··· GIVEN DATA
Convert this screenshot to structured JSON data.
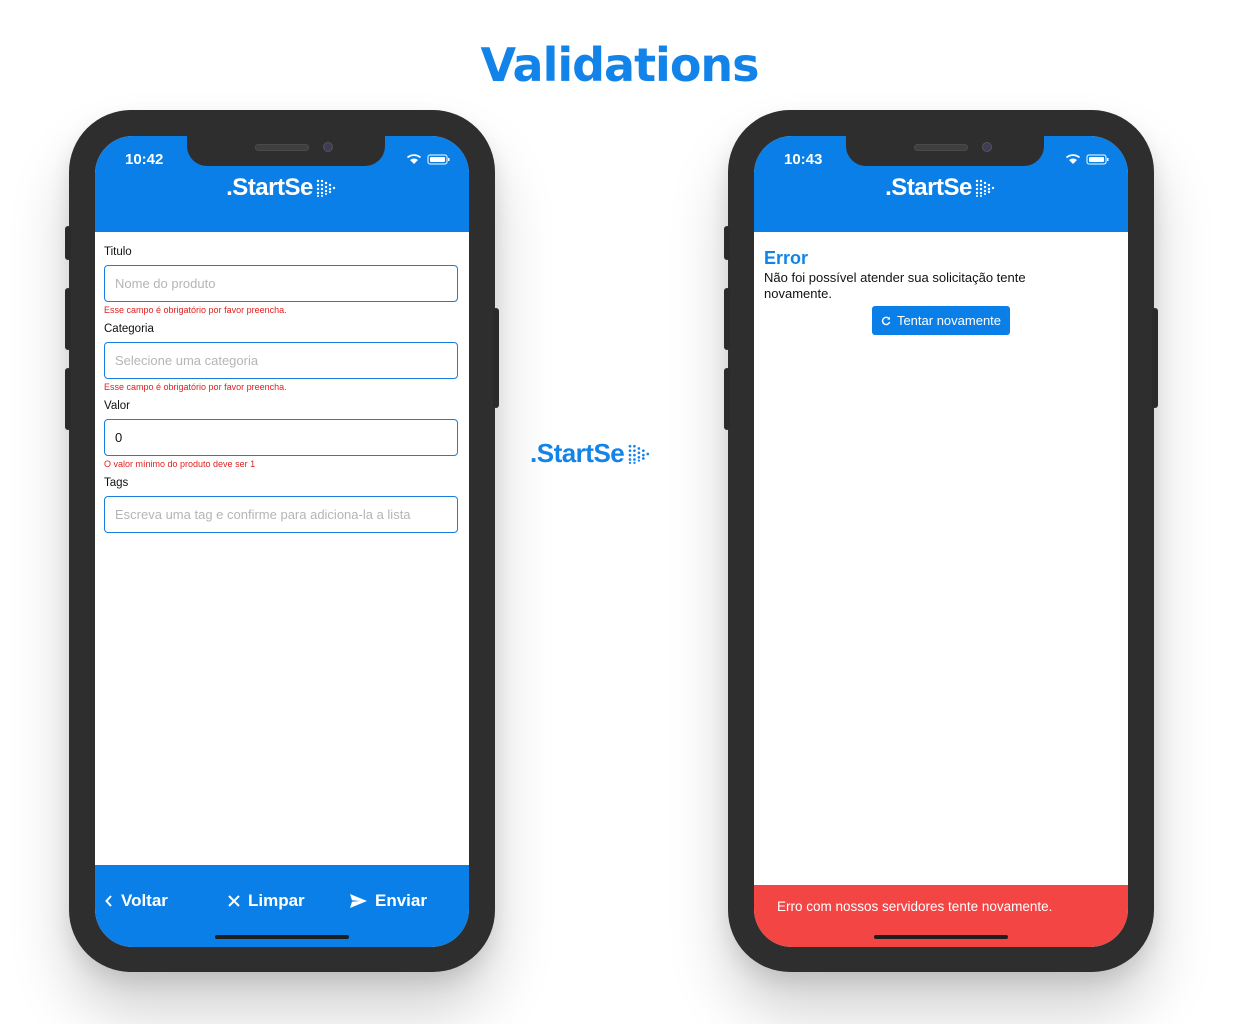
{
  "page": {
    "title": "Validations"
  },
  "center_logo": ".StartSe",
  "left_phone": {
    "time": "10:42",
    "logo": ".StartSe",
    "form": {
      "titulo": {
        "label": "Titulo",
        "placeholder": "Nome do produto",
        "error": "Esse campo é obrigatório por favor preencha."
      },
      "categoria": {
        "label": "Categoria",
        "placeholder": "Selecione uma categoria",
        "error": "Esse campo é obrigatório por favor preencha."
      },
      "valor": {
        "label": "Valor",
        "value": "0",
        "error": "O valor mínimo do produto deve ser 1"
      },
      "tags": {
        "label": "Tags",
        "placeholder": "Escreva uma tag e confirme para adiciona-la a lista"
      }
    },
    "bottom_bar": {
      "back_label": "Voltar",
      "clear_label": "Limpar",
      "send_label": "Enviar"
    }
  },
  "right_phone": {
    "time": "10:43",
    "logo": ".StartSe",
    "error": {
      "title": "Error",
      "message": "Não foi possível atender sua solicitação tente novamente.",
      "retry_label": "Tentar novamente"
    },
    "snackbar": {
      "message": "Erro com nossos servidores tente novamente."
    }
  },
  "colors": {
    "brand_blue": "#0a7fe8",
    "title_blue": "#1283e8",
    "error_red": "#e02020",
    "snackbar_red": "#f44545",
    "phone_frame": "#2e2e2e"
  }
}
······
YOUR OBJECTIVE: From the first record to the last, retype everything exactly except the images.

WRITTEN SOLUTION:
Convert this screenshot to structured JSON data.
{
  "page": {
    "title": "Validations"
  },
  "center_logo": ".StartSe",
  "left_phone": {
    "time": "10:42",
    "logo": ".StartSe",
    "form": {
      "titulo": {
        "label": "Titulo",
        "placeholder": "Nome do produto",
        "error": "Esse campo é obrigatório por favor preencha."
      },
      "categoria": {
        "label": "Categoria",
        "placeholder": "Selecione uma categoria",
        "error": "Esse campo é obrigatório por favor preencha."
      },
      "valor": {
        "label": "Valor",
        "value": "0",
        "error": "O valor mínimo do produto deve ser 1"
      },
      "tags": {
        "label": "Tags",
        "placeholder": "Escreva uma tag e confirme para adiciona-la a lista"
      }
    },
    "bottom_bar": {
      "back_label": "Voltar",
      "clear_label": "Limpar",
      "send_label": "Enviar"
    }
  },
  "right_phone": {
    "time": "10:43",
    "logo": ".StartSe",
    "error": {
      "title": "Error",
      "message": "Não foi possível atender sua solicitação tente novamente.",
      "retry_label": "Tentar novamente"
    },
    "snackbar": {
      "message": "Erro com nossos servidores tente novamente."
    }
  },
  "colors": {
    "brand_blue": "#0a7fe8",
    "title_blue": "#1283e8",
    "error_red": "#e02020",
    "snackbar_red": "#f44545",
    "phone_frame": "#2e2e2e"
  }
}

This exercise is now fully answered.